Agile working
5 min read

Hybrid meetings versus virtual meetings

As much as some may hope, virtual meetings aren’t going away any time soon. Hybrid work is quickly becoming the preferred way of working, and we need to adapt to the new way of communicating. With some participants in the office and others working remotely, ensuring everyone involved is engaged in the conversation can be tricky. You could continue running virtual meetings with everyone calling in from their desk, either at home or in the office. Or you might try running a hybrid meeting with only remote participants calling in. But what does that look like?

What is a hybrid meeting?

Hybrid meetings are meetings where the participants participate from different locations. Some will be in the office, generally in a conference room with audio-visual facilities, while others will be at home or in a different office.

This style of meeting is nothing new. We have already been using hybrid meetings to communicate with people outside of the business for a long time. It’s far easier and cheaper than flying out for a single session, especially for international companies.

We expect hybrid meetings to become more common as current work trends shift.

What is a virtual meeting?

Chances are if you work in an office-based role, you’re absolutely fed up with virtual meetings. You filled your meeting bingo card months ago, and the thought of hearing the words “I think your mic is muted” may fill you with dread. We hear you. But, if you’re lucky enough to have avoided virtual meetings during the pandemic, here’s a quick rundown.

Virtual meetings occur entirely online. All participants attend the meeting through a video calling platform such as Zoom or Microsoft Teams. Everyone must have a microphone and sometimes a camera if they wish to participate.

What do virtual and hybrid meetings have in common?

Both formats involve remote participants, requiring the appropriate technology to successfully run the meeting. This can cause its fair share of issues due to misbehaving technology. It can also prove challenging to ensure everyone in the meeting can engage meaningfully.

But these potential problems are outweighed by the upsides of hybrid and virtual meetings. Both meeting styles can help businesses manage the number of employees in the office at one time, something that has become crucial during the pandemic. They can also offer a higher level of accessibility, as those unable to attend in person can simply log on and participate from anywhere.

How are they different?

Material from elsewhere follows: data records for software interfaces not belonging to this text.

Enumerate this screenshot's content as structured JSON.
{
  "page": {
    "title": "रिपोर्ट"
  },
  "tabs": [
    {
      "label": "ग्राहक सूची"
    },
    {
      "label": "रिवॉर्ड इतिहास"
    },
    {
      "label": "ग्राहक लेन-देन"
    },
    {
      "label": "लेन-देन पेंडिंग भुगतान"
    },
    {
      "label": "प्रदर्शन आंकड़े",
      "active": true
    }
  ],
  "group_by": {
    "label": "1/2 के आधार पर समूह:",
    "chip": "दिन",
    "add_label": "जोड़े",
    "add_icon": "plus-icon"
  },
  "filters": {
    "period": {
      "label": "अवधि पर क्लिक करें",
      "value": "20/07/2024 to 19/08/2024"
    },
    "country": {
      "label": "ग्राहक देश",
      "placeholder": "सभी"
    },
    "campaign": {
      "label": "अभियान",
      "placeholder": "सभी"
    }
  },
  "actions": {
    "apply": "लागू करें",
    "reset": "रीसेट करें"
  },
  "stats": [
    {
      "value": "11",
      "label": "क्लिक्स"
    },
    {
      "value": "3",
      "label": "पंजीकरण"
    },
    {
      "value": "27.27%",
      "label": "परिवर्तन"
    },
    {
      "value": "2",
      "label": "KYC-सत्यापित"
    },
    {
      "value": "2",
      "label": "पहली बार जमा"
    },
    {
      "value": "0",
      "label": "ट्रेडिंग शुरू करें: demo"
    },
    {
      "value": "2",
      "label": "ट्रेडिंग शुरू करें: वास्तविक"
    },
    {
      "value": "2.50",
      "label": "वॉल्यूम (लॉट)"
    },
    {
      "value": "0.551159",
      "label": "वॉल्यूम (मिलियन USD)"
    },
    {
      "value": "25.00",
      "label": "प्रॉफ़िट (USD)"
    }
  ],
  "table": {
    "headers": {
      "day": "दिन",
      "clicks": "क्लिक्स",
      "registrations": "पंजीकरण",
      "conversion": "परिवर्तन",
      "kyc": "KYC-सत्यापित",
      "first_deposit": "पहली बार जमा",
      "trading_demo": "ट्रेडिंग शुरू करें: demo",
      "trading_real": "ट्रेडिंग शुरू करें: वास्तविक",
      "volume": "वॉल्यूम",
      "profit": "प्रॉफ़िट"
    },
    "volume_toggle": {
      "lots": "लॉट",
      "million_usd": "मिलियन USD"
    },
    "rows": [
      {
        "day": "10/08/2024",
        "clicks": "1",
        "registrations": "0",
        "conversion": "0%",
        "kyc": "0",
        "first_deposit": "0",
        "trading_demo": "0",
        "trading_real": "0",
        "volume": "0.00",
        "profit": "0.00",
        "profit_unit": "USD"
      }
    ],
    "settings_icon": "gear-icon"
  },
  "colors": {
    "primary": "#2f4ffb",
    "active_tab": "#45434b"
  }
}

Virtual meetings are fully online experiences that allow attendees to participate in the meeting regardless of where they may be. Not only is this a great way to make essential meetings accessible for everyone, but it also offers a unique way to assess how the meeting went.

Normally, you would need to ask attendees to complete a survey to determine their thoughts and feelings about the meeting. With virtual meetings, you can collect detailed data regarding engagement and enjoyment to help you identify what went well and what could use some improvement.

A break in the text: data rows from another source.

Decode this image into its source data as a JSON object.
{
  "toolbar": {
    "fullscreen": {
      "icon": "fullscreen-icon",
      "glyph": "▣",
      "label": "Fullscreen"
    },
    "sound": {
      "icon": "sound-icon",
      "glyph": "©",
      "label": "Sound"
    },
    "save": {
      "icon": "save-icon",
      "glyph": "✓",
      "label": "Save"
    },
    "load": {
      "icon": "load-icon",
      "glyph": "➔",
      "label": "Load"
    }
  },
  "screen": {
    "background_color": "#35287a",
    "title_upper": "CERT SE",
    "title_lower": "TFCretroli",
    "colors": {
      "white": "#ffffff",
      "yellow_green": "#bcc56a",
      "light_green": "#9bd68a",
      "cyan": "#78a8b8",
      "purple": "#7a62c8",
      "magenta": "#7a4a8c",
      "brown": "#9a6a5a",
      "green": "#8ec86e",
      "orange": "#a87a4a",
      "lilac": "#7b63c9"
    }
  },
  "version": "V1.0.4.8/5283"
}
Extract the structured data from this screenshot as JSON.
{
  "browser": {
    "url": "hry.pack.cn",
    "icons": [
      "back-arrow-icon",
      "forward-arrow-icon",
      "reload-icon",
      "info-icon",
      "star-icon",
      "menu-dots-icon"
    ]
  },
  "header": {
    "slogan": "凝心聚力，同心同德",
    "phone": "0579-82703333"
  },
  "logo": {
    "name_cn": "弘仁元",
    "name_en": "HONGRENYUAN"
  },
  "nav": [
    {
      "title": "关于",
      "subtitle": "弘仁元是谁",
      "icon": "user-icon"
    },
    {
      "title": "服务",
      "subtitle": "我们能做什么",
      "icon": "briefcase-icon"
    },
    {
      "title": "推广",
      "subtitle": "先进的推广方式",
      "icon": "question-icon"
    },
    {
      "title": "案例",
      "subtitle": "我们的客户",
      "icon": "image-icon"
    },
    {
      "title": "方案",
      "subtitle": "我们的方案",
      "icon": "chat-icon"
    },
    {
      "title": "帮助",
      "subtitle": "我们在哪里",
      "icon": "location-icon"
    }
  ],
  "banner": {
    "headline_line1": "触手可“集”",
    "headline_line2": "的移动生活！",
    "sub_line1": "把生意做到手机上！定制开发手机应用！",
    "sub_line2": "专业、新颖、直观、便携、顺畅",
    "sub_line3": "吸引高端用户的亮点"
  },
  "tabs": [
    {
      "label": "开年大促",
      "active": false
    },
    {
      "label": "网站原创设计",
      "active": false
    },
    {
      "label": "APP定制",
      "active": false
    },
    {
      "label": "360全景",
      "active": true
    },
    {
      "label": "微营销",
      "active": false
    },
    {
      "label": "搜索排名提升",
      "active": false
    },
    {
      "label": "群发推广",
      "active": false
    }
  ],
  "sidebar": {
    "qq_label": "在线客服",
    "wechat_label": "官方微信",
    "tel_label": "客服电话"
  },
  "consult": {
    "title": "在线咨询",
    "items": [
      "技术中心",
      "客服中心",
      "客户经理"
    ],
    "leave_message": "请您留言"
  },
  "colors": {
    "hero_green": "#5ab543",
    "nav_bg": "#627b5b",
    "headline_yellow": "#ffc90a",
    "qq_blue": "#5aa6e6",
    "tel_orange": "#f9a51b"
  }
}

Hybrid meetings are the middle ground between in-person and virtual meetings. You can still have the engagement and atmosphere of a physical event, while those unable to attend in person can still participate.

It’s important to remember that planning a hybrid meeting requires extra work because you need to make arrangements for virtual attendees who will have different needs than those attending in person.

Tips for running each type of meeting successfully

There is a lot to consider when running a virtual or hybrid meeting, especially if you’re used to running in-person meetings. Each type of meeting requires a slightly different approach to ensure every participant is meaningfully engaged in the process. However, some tips apply to both.

Engage everyone

A key challenge for both formats is keeping everyone engaged. It can be extremely easy to accidentally ignore the quieter participants in a virtual setting. It can be even easier to accidentally ignore virtual participants in a hybrid meeting.

As the meeting host, you need to try and include every participant, though you should avoid making anyone feel pressured. An ice-breaker game can help ease participants into the meeting and encourage them to take part.

Improve your audio-visual equipment

Your offices should be fully equipped with high-quality video and audio equipment by this stage in the pandemic. We have had two years of “I can’t hear you very well” and “Sorry, you’re breaking up a little.” We all know how important it is to upgrade your AV tech. However, if you were holding out on updates in hopes things might go back to “normal,” it’s time to accept that hybrid working and virtual meetings are here to stay.

Virtual and hybrid meetings could mean the difference between securing a vital deal and losing a client. Upgrade your facilities if you haven’t already, or you could risk getting left behind.

Test your facilities before the meeting

Technology is crucial to virtual and hybrid meetings. You need it to perform consistently throughout the session to ensure everything runs smoothly. Nothing kills momentum and productivity quite like troubleshooting the video call.

To avoid any mid-meeting hiccups, schedule virtual participants a little earlier so you can test the equipment before diving into the meeting. You can use this extra time to fix any issues and give everyone a chance to make sure things are working on their ends.

Some may groan at the idea of extending a meeting, but just a few extra minutes can help make everything seamless.

Use the right technology

The more you host virtual and hybrid meetings, the more you’ll get to know which software works for you. However, video conferencing software isn’t the only way to use technology to improve your meetings.

Smartway2 Logo 2021

Smartway2 offers a simple and elegant way of scheduling meetings, reserving meeting rooms, and more! Request a demo today to see how Smartway2 can revolutionize your office in this era of hybrid working.


Hannah Cresswell

Last updated February 1, 2022